**Task details:** Every line in the entries that holds "already" should be identified and copied.

(Items from an interface collection)
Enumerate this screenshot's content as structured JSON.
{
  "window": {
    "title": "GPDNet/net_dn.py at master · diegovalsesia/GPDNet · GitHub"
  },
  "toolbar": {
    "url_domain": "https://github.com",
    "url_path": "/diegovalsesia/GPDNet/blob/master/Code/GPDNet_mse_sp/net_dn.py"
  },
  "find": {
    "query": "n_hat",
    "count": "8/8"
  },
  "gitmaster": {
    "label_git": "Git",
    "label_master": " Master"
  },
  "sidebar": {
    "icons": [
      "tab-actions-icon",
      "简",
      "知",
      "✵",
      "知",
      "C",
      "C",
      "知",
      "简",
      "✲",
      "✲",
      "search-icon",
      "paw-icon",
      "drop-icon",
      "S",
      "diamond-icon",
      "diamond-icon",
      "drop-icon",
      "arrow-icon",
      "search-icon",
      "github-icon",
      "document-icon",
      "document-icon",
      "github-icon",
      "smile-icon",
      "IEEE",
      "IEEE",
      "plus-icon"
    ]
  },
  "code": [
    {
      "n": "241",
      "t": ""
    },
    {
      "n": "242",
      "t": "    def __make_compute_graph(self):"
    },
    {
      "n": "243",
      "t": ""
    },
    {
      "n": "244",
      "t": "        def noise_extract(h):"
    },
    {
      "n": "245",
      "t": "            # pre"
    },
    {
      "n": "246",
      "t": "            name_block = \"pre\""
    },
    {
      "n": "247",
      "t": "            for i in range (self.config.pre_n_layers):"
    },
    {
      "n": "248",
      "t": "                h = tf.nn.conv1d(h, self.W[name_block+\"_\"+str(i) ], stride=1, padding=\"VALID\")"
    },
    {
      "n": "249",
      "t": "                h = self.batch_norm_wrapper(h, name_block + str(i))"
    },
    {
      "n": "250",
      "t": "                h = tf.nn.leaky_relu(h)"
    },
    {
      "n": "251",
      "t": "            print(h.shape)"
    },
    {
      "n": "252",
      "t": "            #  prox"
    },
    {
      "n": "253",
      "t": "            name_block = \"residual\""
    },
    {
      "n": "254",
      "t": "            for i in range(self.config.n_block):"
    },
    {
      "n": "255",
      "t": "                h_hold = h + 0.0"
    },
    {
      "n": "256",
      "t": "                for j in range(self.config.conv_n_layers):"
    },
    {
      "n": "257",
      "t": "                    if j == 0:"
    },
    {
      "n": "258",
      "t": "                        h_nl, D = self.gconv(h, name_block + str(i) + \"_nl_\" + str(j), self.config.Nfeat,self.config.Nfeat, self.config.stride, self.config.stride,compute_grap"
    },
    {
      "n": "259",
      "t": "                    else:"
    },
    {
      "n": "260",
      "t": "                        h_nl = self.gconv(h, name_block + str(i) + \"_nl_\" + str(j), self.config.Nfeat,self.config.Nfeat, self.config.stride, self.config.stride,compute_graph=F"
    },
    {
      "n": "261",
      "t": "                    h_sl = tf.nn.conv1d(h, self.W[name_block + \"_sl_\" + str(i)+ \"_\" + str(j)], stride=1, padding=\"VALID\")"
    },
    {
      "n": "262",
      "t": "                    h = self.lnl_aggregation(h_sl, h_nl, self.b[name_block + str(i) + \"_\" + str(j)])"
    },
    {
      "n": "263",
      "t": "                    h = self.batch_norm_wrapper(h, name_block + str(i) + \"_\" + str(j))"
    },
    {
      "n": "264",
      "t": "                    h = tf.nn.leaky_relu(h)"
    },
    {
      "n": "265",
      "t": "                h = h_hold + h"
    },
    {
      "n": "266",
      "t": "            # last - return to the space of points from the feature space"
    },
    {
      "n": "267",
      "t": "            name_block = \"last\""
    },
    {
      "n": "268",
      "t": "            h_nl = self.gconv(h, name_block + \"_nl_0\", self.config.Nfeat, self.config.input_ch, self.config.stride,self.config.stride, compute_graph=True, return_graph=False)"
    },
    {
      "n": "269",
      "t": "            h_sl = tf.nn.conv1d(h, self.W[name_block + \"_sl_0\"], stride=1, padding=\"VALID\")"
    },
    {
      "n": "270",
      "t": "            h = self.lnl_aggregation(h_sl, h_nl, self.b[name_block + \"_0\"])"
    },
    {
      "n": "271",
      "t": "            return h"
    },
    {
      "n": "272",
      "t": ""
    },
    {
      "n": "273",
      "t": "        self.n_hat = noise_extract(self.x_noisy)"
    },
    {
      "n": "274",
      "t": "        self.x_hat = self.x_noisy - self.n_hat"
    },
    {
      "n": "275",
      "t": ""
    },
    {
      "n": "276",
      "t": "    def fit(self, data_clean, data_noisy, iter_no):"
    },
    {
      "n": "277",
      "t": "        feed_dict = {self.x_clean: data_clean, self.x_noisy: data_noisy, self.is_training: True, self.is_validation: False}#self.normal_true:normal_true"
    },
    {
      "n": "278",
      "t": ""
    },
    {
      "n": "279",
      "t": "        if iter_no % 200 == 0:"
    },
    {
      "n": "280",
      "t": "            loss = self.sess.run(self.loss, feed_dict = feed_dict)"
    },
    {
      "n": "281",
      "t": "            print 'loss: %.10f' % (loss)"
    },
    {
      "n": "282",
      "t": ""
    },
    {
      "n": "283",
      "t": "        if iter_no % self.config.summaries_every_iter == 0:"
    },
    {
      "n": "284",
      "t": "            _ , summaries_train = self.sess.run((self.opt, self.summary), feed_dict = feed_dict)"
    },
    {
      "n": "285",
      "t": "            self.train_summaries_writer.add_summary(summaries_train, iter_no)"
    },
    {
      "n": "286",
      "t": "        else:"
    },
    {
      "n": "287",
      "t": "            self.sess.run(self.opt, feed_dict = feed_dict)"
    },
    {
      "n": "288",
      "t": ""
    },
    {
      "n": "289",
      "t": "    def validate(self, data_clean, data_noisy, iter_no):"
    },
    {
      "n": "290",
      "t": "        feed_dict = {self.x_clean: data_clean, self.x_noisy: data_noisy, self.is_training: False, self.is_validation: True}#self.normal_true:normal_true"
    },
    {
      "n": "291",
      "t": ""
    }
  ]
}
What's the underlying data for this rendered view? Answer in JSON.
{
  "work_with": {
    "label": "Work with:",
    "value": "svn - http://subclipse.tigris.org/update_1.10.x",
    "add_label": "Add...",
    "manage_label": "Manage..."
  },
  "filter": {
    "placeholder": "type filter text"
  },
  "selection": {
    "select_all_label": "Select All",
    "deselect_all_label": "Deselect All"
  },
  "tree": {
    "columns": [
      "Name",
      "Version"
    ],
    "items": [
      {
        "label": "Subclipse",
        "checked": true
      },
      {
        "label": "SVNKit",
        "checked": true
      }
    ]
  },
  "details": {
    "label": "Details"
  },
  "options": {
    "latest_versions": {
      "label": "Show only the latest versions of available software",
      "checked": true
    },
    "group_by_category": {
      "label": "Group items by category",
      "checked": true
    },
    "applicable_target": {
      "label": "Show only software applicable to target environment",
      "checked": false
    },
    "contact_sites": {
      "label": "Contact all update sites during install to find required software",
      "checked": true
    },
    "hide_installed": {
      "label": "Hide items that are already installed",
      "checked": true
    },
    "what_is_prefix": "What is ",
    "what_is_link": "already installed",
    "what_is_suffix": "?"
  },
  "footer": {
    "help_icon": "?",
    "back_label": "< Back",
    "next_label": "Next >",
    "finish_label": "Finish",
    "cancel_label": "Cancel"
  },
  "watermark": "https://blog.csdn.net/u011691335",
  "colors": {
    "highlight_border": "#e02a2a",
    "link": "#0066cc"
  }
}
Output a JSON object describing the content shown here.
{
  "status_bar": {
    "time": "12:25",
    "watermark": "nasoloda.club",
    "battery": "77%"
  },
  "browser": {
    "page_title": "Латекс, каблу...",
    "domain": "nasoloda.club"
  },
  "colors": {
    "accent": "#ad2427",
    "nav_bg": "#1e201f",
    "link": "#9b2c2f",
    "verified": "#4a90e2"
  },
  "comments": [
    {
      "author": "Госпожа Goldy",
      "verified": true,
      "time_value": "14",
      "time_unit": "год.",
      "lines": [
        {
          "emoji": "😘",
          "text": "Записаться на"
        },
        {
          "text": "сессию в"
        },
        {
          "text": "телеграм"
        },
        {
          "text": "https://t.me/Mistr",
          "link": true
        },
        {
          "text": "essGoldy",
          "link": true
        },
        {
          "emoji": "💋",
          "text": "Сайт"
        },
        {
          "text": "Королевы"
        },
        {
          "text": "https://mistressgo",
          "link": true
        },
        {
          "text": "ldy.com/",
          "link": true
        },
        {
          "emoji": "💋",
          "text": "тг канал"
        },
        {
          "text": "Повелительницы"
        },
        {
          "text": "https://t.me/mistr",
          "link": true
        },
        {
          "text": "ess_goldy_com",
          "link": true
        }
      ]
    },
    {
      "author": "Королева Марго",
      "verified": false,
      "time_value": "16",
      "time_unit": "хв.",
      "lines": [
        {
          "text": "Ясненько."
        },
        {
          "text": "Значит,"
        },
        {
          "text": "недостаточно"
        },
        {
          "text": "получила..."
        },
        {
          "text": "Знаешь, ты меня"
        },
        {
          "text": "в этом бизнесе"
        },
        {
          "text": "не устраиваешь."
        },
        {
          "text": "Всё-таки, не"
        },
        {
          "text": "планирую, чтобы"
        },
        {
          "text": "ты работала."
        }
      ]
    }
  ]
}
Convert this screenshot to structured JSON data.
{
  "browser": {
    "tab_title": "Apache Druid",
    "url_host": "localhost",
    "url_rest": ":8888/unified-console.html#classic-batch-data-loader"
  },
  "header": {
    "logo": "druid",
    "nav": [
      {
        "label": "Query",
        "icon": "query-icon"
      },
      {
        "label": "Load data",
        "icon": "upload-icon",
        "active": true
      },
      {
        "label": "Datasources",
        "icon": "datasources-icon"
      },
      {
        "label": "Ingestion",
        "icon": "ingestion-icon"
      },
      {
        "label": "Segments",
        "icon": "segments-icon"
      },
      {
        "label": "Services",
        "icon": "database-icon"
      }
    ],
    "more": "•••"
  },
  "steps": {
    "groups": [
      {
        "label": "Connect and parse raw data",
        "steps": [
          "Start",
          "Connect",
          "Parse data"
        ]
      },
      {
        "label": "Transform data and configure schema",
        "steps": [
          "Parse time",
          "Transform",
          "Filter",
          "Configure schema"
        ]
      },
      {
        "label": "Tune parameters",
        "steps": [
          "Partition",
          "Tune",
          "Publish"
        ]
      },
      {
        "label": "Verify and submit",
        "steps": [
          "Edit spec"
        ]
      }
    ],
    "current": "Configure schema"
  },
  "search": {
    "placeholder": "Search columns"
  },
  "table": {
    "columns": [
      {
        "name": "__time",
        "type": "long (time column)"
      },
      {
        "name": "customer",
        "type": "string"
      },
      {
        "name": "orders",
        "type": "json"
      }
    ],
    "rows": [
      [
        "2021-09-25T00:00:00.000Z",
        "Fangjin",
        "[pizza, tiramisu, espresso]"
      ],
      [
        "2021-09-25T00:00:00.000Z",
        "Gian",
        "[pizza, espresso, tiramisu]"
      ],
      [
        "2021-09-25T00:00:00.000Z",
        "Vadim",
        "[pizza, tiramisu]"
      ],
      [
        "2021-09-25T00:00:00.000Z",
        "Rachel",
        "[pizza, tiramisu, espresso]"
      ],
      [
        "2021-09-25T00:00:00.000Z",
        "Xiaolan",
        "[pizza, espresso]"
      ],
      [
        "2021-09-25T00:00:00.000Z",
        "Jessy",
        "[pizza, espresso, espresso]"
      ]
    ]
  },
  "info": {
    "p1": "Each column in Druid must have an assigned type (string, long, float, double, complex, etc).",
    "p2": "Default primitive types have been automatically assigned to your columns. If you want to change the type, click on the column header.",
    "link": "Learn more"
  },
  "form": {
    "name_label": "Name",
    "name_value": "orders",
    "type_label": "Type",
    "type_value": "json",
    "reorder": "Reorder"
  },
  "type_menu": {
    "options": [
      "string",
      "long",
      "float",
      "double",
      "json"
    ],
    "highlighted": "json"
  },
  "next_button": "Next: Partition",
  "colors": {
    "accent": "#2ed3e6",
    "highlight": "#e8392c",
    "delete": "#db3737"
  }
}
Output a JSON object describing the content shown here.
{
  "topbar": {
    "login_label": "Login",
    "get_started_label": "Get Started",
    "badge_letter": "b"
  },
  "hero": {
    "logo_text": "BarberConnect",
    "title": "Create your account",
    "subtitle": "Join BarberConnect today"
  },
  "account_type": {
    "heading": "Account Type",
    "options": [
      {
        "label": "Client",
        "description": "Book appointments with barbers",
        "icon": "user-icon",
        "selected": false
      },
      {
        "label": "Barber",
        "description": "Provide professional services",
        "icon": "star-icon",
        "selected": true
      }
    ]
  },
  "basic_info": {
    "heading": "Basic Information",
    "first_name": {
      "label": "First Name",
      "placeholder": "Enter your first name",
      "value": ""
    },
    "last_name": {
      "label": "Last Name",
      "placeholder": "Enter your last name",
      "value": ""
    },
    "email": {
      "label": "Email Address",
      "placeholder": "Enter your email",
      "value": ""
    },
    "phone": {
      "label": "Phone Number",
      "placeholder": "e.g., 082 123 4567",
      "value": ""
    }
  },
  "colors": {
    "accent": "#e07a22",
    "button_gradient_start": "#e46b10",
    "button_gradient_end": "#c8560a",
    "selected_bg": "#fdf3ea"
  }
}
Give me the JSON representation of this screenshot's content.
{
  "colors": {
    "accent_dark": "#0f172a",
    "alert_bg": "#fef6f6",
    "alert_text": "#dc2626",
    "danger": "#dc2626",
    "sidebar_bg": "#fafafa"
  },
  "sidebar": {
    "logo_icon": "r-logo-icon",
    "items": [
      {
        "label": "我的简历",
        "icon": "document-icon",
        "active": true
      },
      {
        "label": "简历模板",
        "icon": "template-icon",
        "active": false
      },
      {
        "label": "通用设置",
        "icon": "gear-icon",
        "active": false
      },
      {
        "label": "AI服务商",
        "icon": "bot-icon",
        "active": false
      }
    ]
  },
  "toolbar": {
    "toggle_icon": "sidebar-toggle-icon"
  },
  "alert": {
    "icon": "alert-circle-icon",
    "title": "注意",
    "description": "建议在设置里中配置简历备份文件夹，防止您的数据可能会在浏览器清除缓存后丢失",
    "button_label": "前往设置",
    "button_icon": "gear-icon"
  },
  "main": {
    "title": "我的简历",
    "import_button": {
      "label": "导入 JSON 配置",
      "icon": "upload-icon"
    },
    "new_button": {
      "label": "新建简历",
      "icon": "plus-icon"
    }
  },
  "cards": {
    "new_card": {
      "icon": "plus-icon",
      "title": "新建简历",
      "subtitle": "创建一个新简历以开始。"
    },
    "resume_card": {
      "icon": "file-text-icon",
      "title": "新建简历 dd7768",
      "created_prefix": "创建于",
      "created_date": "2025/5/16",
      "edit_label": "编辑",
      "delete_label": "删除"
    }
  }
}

**Solution to the problem:**
      "label": "Hide items that are already installed",
    "what_is_link": "already installed",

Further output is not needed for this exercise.